They cite direct messages on social media that Nordean exchanged with a person in December wishing to donate a tactical vest. Along with public, crowdsourced efforts to acquire tools, Nordean additionally exchanged personal messages with individuals about learn how to successfully use “military-style communications tools,” prosecutors say. And he obtained pledges of tools from a minimum of two different people, together with bear mace and metal plates. As well as, authorities say that on Jan. 2 and three, Nordean communicated with somebody who wished to contribute $1,000 to the Proud Boys’ “journey fund.”
The case represents a leap ahead in proof concerning the Proud Boys’ function following an more and more developed case towards one other militia group, the Oath Keepers, who additionally had a major presence on the Capitol that day.
Pezzola, whose alleged actions turned well-known throughout the Senate impeachment trial towards Trump final month, has been saved in solitary confinement for 23 hours a day as he fights his detention, his legal professional Jonathan Zucker stated in court docket on Monday afternoon. Pezzola, seen in footage smashing a Capitol window with a police riot protect, is urging the court docket to launch him by claiming that he was duped by Trump into attacking the Capitol, that he has renounced his function in the Proud Boys and that his conduct was an aberration in an in any other case law-abiding life.
However the federal choose in that case, Timothy Kelly, stated Pezzola’s actions could also be so egregious that even when they had been an aberration, he may weigh in favor of detention.
“It was an nearly distinctive assault on the crown jewel of our nation, the peaceable switch of energy,” Kelly stated. “Once you put it that manner, and I believe it’s very reasonable to place it that manner, it’s nearly a novel assault on America, on American historical past.”
Prosecutors in that case stated proof that Pezzola deliberate his function in the assault for weeks, and that he confirmed no proof of regret till he was apprehended, suggests he is likely to be persuaded to take part in different violent acts if launched.
The federal government’s temporary additionally continues to advance an argument by prosecutors that alleged Capitol rioters charged with an archaic-sounding crime — depredation of authorities property — are accused of against the law of violence, which might set off a presumption that they need to be detained pending trial.
“The three means of committing a depredation — robbing, plundering, and pillaging — all require the use of pressure,” prosecutors wrote. “To the diploma that depredation is likely to be understood to embody non-forceful thefts, [the law’s] plain language and legislative historical past clarify that isn’t how Congress was utilizing the time period in that statute.”
Nonetheless, protection attorneys have argued that the legislation towards depredation encompasses actions that will be thought of merely vandalism, not violence.

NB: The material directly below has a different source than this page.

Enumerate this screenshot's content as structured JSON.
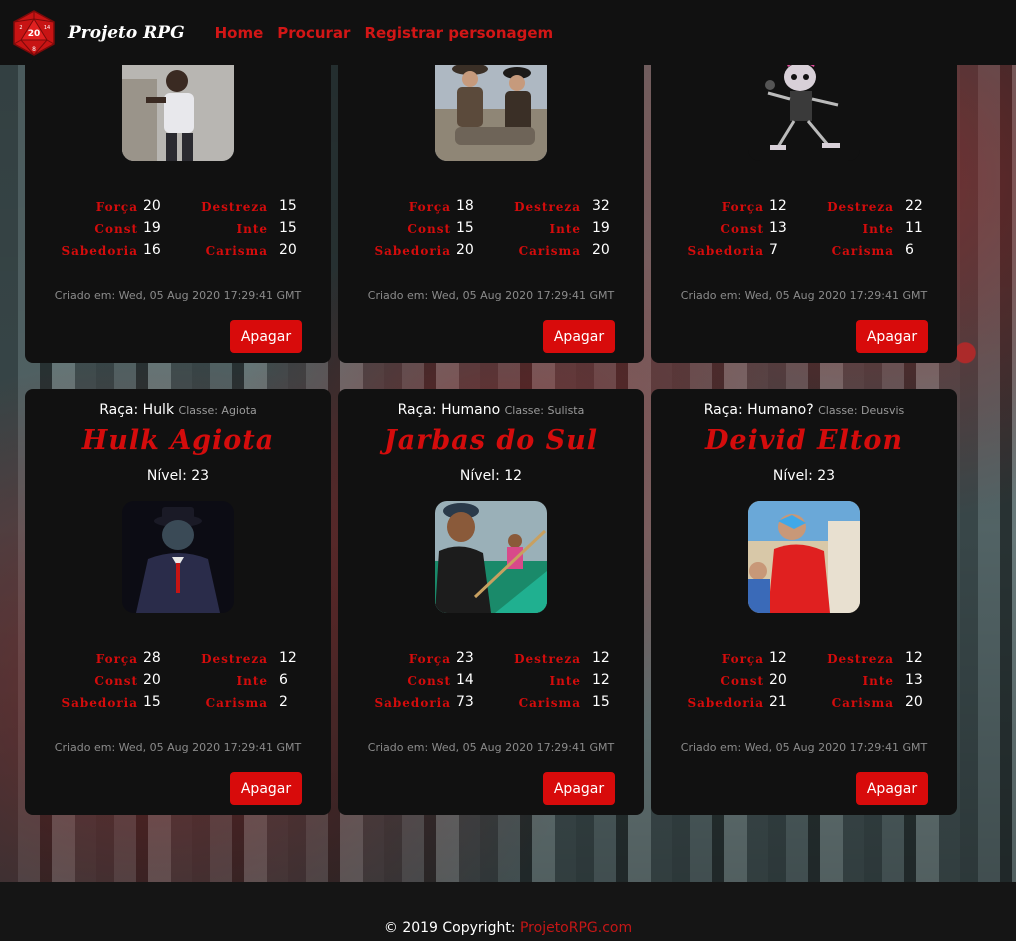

Throughout a listening to final week, one famous that federal prosecutors in Washington final 12 months obtained an indictment of a Black Lives Matter protester for spray portray the phrases “Yall not drained but?” on an outcropping of the Lincoln Memorial.
The controversy on the query of whether or not the crime at all times concerned violence might find yourself being tutorial. Because the legislation carries a penalty of as much as 10 years in jail for injury exceeding $1,000, it seems that it triggers one other provision that presumes detention is acceptable for individuals dealing with fees that carry the potential of 10 years or extra behind bars.